For the purposes of Found History, I’m going to chalk these developments up to my generation’s keen sense of history. I will politely ignore more plausible but less flattering interpretations—namely that we are having a hard time growing up and remain helplessly attached to the easy sense of agency that Transformers and CYOA lent us as children. That’s my story, and I’m sticking to it.
BoardGameGeek.com users debate the question, “What are the best games that teach History?” Visit their self-styled Geek List for an expanding, annotated inventory of commercial history-themed board games. Highlights include the expected—Hannibal: Rome vs. Carthage; 1776: The Game of the American Revolutionary War; The Napoleonic Wars; and Battle Cry: The Exciting Civil War Battle Field Game—and the unlikely—Maharaja; Thirty Years War: Europe in Agony, 1618-1648; and Pax Britannica.
Late Update (7/6/07): It looks like the link I posted earlier has died. Fortunately, boardgamegeek.com is full of other history-themed geek lists, for example Games to teach WWII history and Games in the History Classroom.
The BBC reports on Welshman Mark Colling’s efforts to build a 19ft-long matchstick model of Titanic. The article also includes a slideshow of Mr. Colling’s earlier models, among them a Mississippi River paddlewheel steamer and a WWII-era Spitfire fighter plane.
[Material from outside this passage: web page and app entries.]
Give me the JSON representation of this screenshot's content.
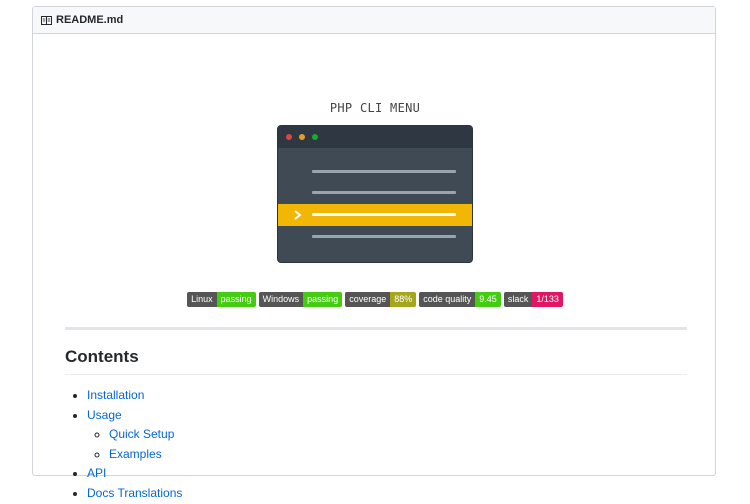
{
  "header": {
    "filename": "README.md",
    "icon": "book-icon"
  },
  "banner": {
    "title": "PHP CLI MENU",
    "colors": {
      "window": "#3f4a55",
      "titlebar": "#2f3842",
      "highlight": "#f2b705",
      "dot_red": "#e0443e",
      "dot_yellow": "#dea123",
      "dot_green": "#1aab29"
    }
  },
  "badges": [
    {
      "label": "Linux",
      "value": "passing",
      "color": "#4c1"
    },
    {
      "label": "Windows",
      "value": "passing",
      "color": "#4c1"
    },
    {
      "label": "coverage",
      "value": "88%",
      "color": "#a4a61d"
    },
    {
      "label": "code quality",
      "value": "9.45",
      "color": "#4c1"
    },
    {
      "label": "slack",
      "value": "1/133",
      "color": "#e01563"
    }
  ],
  "contents": {
    "heading": "Contents",
    "items": [
      {
        "label": "Installation"
      },
      {
        "label": "Usage",
        "children": [
          {
            "label": "Quick Setup"
          },
          {
            "label": "Examples"
          }
        ]
      },
      {
        "label": "API"
      },
      {
        "label": "Docs Translations"
      }
    ]
  }
}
Colling’s choice of subjects provides a great example of the historical sensibilities that drive so much hobbyist modeling, from ships to airplanes, railroads, cars, and cathedrals.